A desire to help create change led Eke Nwakalom from his life as a corporate auditor in Nigeria to working as a case manager for the Jackson County Department of Corrections.
“I felt like I needed to do something different from the banking career which I had. I didn’t see how I can help make changes to the society so I decided to pick up a master’s program in the United States and that is how I got here,” he said.
Nwakalom, who already had a master’s degree in finance, moved to Kansas City to study at Park University and graduated in 2014 with a master’s in public management. He chose Park because his friend had a cousin living in Kansas City and wanted a place to stay and be able to go to school without a lot of pressure.
While in school Nwakalom started working as a corrections officer to pay bills. He has since been promoted to case manager and even helps out in the finance and purchasing unit when needed. “I help them out in procurement and also when the supervisor isn’t around which is what I like to do, anything with calculation I love it.”
Aside from what he does for Corrections, he doesn’t have the desire to return to banking. “A whole lot about me has changed even though that is what I love to do,” he said. “Having to deal with inmates and being around people has affected my life a whole lot. Learning empathy and how to work with them and make things happen around them kept me at the jail.”

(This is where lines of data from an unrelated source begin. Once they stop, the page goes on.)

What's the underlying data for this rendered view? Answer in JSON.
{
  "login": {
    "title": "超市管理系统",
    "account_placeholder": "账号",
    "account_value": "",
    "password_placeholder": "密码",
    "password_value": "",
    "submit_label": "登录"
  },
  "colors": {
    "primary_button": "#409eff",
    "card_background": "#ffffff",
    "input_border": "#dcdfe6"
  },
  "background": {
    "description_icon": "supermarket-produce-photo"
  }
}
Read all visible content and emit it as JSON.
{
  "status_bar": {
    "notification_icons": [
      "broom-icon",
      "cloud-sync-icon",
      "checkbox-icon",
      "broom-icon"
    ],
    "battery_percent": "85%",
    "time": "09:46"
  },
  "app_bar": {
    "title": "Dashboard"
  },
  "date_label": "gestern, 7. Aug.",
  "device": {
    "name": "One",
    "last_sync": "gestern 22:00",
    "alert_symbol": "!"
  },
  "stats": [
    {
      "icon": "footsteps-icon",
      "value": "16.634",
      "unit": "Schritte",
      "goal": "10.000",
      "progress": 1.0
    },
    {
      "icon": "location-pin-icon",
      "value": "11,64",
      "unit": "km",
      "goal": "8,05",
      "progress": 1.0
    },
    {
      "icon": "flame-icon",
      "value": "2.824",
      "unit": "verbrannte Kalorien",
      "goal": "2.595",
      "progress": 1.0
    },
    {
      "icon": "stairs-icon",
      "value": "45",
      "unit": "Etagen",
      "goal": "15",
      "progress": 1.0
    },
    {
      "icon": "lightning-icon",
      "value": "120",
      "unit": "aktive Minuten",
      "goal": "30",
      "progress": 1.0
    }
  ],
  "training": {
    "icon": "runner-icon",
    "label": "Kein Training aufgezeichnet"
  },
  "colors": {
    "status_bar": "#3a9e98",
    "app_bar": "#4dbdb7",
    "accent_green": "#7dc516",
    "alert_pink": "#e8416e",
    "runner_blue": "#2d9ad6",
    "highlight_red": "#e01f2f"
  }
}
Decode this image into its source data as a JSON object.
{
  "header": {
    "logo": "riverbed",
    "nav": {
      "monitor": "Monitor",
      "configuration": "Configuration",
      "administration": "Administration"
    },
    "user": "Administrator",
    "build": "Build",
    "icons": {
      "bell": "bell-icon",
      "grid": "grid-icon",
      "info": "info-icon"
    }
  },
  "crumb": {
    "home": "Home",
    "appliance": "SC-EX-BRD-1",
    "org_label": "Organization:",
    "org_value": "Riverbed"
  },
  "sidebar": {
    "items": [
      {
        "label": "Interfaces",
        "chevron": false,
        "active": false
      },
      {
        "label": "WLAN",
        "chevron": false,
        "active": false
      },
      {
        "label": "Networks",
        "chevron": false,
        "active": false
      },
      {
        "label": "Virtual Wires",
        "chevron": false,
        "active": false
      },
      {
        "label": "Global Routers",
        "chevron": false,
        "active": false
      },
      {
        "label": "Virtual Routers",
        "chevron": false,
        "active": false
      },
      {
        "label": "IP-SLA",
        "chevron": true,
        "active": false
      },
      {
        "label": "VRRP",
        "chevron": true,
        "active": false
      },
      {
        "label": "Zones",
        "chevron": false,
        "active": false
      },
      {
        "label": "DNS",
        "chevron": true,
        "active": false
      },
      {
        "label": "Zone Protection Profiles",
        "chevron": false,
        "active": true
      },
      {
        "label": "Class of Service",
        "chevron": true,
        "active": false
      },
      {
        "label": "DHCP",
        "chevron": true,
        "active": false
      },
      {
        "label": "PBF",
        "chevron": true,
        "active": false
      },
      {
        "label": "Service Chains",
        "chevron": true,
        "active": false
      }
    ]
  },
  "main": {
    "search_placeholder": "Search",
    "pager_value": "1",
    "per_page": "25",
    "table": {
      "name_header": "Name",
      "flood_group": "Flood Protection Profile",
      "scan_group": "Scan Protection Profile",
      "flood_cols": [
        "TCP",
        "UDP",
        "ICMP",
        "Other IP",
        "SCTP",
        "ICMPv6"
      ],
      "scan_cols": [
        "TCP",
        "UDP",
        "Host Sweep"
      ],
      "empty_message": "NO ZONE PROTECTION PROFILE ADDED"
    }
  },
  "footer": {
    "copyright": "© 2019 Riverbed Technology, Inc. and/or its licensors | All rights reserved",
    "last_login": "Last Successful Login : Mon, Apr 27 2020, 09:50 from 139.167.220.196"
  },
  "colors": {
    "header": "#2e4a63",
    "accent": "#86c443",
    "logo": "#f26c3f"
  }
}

“I don’t know what it is but I think this whole thing got me going to a point where I am looking how to help people and how to make more of an impact on the society,” he said. “Do things that will affect lives. Because of my career at the jail I am thinking about opening a food pantry back home, no matter how small it is because this is how you can affect people’s lives. The different types of people I have met at the jail has exposed me to what is going on in society, how people can be down and how they need motivation no matter how small it is so I think this is what I want to do right now is help people to keep going because life is too short.”
For the past five years Nwakalom has been sending money back home to family members. “I was raised in a family where people depend on you and so I started this thing years ago where I reach out to people and try to help them now. No matter how little I make I give the old folks, like the widows, I give them something from what I make. No matter how small it is.”
Nwakalom is from Lagos State Nigeria an area of more than 25 million people. His parents still live there so he goes home every year for three to five weeks at a time. “That way I can be close to my family again.”
“Most people want to be in Lagos because Lagos is like New York City,” he said. “If you want to survive in Nigeria you have to be in Lagos because that is where everybody is safe.”
Corrections has had a large impact on associates from other countries who are employed there, Nwalkalom said. It has helped teach them what is acceptable in American society. “Without the concept of working at the jail, I think most of us would be in trouble. The jail has brought us together to a point where we can understand the things you can actually do and things you cannot do.”
“We were raised where you have to be the man and whatever the man says is how it goes. But it is not like that in America, and corrections kind of brings you down to where you should be and make you see reasons why you can’t act that way,” he said.
There are people from several different African nations working together at the jail, he said. “Africans all working together. We have been able to come together and say we are going to make this work and the population is growing. The reason behind that is because the jail is getting better. It is getting better every day with the new management putting in so many things trying to make sure that gets better.”
The Jackson County Department of Corrections has become a great example of diversity in the workplace by hiring associates who have come from around the world. The story of Eke Nwakalom is the first in a series of articles about the associates from around the world working for the Jackson County Department of Corrections.